- Roof top alternative power sources through an inverter +/- a Tesla (or similar) battery storage system, can be used to augment or fully power (depending on geographical location) the chosen sterilization system, and the internal power needs of the unit.
- Free visitor access must be permitted to the self-care chair area.
- Electric transporters (power augmented by the alternative power plant) should facilitate user transport.
- Subsidized transport drivers can be sourced from among user relatives/families, potentially using a roster system.
- Small, fast turn-around, snap-and-go dialysis systems (eg: the Quanta SC+) would minimise between-shift changeover time, and thus would permit longer dialysis shifts.
- Smart, flexible rosters would help to optimize dialysis duration. See my previous blog on this topic.
These are some of the ideas that might underpin a compassionate, forward-looking, dialysis unit model. It would be fun if readers could think on these issues, add and subtract as they see fit, and hone the model – if it is seen as a useful start – into a more patient-sympathetic option than most currently on offer. Have a go!
Finally, I have (purposefully) made no attempt at an estimated cost of a unit built along these lines, though on the surface, I see no major additional expense.
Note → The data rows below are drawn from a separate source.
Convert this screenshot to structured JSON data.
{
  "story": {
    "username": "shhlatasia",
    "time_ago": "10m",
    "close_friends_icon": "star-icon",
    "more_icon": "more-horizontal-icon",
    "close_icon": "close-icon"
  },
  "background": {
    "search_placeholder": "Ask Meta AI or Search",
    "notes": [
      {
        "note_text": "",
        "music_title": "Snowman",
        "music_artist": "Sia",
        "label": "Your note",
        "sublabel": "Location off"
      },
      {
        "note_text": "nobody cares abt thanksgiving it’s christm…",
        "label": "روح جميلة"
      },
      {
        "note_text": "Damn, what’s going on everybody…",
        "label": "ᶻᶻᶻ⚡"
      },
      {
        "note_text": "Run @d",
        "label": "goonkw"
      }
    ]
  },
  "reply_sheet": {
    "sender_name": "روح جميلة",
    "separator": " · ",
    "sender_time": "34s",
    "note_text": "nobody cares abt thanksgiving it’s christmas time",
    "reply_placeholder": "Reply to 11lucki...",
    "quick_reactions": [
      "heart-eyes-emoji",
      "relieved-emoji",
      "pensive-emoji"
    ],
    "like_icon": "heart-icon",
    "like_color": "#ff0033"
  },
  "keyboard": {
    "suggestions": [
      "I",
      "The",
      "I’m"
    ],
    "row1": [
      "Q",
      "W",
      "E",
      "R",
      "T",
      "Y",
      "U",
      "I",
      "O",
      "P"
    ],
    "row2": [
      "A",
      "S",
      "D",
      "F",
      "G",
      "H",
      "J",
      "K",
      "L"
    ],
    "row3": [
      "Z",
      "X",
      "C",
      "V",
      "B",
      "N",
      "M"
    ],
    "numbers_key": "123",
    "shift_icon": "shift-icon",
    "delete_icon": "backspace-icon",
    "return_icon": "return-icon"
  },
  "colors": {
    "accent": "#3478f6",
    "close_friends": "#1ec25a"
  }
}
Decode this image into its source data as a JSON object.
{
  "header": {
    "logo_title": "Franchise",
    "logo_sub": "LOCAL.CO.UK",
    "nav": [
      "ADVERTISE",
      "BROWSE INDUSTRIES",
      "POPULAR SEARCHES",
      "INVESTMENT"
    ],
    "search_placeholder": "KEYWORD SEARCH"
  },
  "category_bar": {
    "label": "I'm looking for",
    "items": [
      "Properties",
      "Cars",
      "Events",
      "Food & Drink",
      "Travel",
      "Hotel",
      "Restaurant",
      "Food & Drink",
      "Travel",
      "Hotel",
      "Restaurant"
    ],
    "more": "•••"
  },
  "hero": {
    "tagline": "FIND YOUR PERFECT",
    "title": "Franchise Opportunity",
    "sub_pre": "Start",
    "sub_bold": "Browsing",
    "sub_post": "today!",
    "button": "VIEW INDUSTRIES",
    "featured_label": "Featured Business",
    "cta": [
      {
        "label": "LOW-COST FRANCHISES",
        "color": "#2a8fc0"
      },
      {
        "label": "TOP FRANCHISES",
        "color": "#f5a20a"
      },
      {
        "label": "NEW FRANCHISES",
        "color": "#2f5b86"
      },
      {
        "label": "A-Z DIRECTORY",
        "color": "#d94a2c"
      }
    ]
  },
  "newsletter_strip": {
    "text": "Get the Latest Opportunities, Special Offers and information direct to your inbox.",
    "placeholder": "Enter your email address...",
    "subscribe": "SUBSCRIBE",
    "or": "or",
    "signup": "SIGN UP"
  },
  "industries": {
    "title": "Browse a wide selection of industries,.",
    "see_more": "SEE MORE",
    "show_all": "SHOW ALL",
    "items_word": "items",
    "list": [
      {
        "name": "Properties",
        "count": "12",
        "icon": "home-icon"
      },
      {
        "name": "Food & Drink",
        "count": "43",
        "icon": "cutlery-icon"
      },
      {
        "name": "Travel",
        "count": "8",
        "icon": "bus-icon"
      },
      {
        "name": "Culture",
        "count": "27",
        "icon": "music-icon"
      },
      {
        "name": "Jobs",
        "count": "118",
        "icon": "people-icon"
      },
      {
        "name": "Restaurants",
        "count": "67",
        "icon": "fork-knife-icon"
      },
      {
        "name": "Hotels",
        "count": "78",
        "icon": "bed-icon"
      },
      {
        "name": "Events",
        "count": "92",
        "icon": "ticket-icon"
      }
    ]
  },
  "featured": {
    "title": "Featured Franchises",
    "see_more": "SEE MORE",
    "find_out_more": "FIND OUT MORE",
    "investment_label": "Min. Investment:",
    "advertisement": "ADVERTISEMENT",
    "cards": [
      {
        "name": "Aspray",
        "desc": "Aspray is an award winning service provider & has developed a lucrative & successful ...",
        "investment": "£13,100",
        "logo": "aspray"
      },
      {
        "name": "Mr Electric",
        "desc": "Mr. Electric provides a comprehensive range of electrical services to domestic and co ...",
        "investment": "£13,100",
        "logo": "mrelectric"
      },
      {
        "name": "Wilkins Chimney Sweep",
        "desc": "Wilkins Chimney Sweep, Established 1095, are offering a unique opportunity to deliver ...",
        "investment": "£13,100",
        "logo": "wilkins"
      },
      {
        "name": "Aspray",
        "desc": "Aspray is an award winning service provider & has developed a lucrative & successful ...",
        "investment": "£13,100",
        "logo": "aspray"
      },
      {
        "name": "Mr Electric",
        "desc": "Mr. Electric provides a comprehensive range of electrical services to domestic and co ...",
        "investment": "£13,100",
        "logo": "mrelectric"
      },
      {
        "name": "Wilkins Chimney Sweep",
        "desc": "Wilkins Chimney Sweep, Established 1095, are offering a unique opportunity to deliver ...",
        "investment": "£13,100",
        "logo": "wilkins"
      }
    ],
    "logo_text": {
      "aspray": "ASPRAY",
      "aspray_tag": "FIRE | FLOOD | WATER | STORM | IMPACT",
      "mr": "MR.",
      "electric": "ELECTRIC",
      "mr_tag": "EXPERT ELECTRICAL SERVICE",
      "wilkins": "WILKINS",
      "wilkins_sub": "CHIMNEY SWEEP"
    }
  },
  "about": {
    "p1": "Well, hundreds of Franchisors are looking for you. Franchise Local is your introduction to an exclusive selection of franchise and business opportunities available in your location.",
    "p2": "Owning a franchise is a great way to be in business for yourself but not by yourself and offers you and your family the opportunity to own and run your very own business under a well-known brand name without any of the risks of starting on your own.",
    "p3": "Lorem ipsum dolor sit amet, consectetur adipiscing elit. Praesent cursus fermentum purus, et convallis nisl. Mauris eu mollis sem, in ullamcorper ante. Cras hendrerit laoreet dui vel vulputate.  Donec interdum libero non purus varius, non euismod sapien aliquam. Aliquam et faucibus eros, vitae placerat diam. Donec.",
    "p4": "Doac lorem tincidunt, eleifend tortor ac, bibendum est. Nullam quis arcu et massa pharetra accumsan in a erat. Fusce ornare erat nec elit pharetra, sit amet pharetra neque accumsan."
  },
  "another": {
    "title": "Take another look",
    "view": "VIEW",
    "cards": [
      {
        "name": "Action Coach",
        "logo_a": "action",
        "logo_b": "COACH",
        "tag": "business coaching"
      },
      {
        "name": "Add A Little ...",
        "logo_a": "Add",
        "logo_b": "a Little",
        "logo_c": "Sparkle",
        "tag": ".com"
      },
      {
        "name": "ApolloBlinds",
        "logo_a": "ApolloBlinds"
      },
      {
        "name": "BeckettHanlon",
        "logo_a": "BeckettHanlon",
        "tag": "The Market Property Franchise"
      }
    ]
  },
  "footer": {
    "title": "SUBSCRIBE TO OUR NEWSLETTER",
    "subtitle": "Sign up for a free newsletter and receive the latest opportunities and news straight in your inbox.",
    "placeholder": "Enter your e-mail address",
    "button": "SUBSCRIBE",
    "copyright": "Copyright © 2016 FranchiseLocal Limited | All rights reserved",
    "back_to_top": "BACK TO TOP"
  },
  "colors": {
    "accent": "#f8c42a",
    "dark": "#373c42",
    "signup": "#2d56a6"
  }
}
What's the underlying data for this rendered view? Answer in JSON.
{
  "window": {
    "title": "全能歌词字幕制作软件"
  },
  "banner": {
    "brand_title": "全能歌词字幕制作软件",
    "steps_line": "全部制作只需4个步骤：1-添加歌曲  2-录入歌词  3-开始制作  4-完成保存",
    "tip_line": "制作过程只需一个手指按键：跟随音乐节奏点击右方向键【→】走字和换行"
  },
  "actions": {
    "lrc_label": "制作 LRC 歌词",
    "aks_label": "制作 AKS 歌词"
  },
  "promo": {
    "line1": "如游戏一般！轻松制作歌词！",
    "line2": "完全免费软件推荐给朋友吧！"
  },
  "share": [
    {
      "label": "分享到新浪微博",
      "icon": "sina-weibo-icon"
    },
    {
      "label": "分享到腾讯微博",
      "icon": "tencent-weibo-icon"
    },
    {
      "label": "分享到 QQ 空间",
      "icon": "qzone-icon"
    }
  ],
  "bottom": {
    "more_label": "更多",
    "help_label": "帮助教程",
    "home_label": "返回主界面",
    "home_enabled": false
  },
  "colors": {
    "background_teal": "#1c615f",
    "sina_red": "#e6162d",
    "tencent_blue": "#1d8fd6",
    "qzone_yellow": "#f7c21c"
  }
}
Most of these dot-points simply use what we currently have, but in a more humane and effective way, recognising that most out-of-hospital facility users are users, not patients, and should be treated as a consumer, and not as a disease.